Diabetes may result in peripheral artery disease or diabetic neuropathy, two conditions that raise the chances of needing amputation.
Can diabetes feet be cured?
There is no cure for diabetes feet, but there are treatments that can help reduce the symptoms. Treatment options include diabetes foot care products.
There are a few products specifically designed to help with diabetes foot care. These include diabetic socks, diabetic shoes, diabetic slippers, lotions, and bandages.
The best way to fix diabetic feet may vary depending on the individual's specific situation. However, some common approaches that may help address foot issues related to diabetes include:
- Treating any underlying medical issues that may be causing diabetes. This can include addressing high blood pressure, heart problems, and kidney issues.
- Taking measures to improve the diabetic condition. This includes lifestyle changes like eating a healthy diet, drinking adequate amounts of water, exercising regularly, getting a good night's sleep, and quitting smoking. You may also consider taking blood sugar supplements, multivitamins, and herbs. Your doctor may also prescribe medication.
If you or someone you know is struggling with foot problems related to diabetes, then you're not alone. In this blog post, we've outlined some basic steps you can take to reduce the pain and suffering that you're experiencing.
By consulting with your doctor, you can get the treatment and lifestyle changes that will help improve your condition.
Programs that can make a difference naturally
Controlling and beating diabetes doesn't just depend on eating right and exercising. It takes an entire mindset shift and plan that can be challenging to develop on your own.
Fortunately, many coaching, mentoring and guidance opportunities are available at affordable costs. Here are revies of a few of our favorites:
FAQs about diabetes foot problems
Below are answers to frequently asked questions we hear about diabetic foot issues and care.
What complications come with diabetes feet?
Complications from diabetes include foot complications such as athlete’s foot, dermatitis herpetiformis, diabetic neuropathy, foot ulcers, gangrene, diabetic retinopathy, blisters, calluses, and other skin problems.

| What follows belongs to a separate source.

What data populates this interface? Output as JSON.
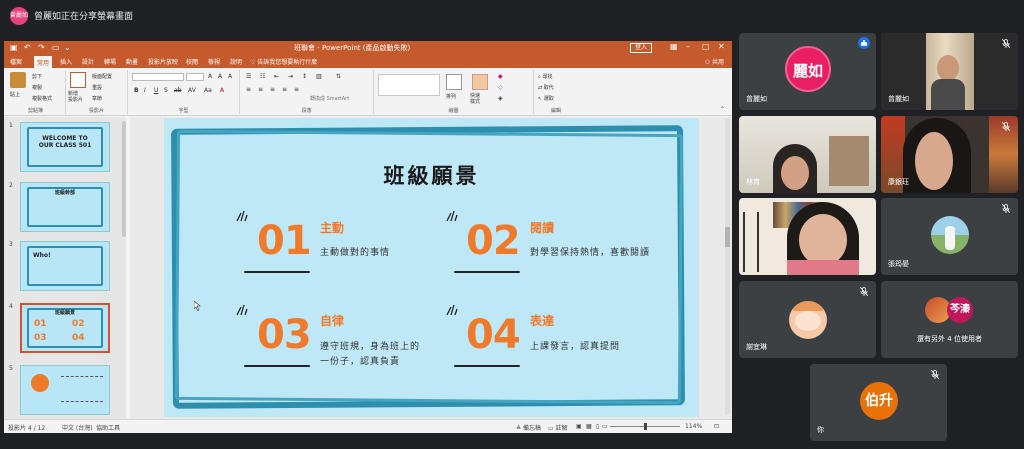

Why is it so important to address underlying medical issues that may be causing diabetes?
Diabetes is a serious, life-threatening disease that can be caused by many underlying medical issues. If left untreated, diabetes can lead to other health problems, such as heart disease, stroke, amputation, and blindness. By addressing the underlying medical issues that may be causing diabetes, people with the condition are more likely to receive the care they need and live long lives.
What are some common treatments that can help improve the condition of diabetic feet?
Some common treatments include:
- Regular foot care, including flushing out of feet with warm water and soap, brushing and cutting of toenails, and filing any cuts or sores on the feet.
- Diabetic shoes, socks, and slippers
- Insulin therapy may be recommended to help lower blood sugar levels
- Surgical procedures such as foot amputation may be required
Which lifestyle changes can help reduce the symptoms of diabetes feet?
There is no definitive answer to this question. Some lifestyle changes that may help reduce the symptoms of diabetes feet include eating a balanced and healthy diet, maintaining a healthy weight, getting sufficient exercise, avoiding smoking and drinking alcohol, and practicing good foot hygiene.
How might medication prescribed by your doctor help improve the condition of diabetic feet?
Medication can help improve the condition of diabetic feet by helping to lower blood sugar levels, reduce inflammation, and improve circulation. Alternatives include supplements, vitamins, herbs, and teas.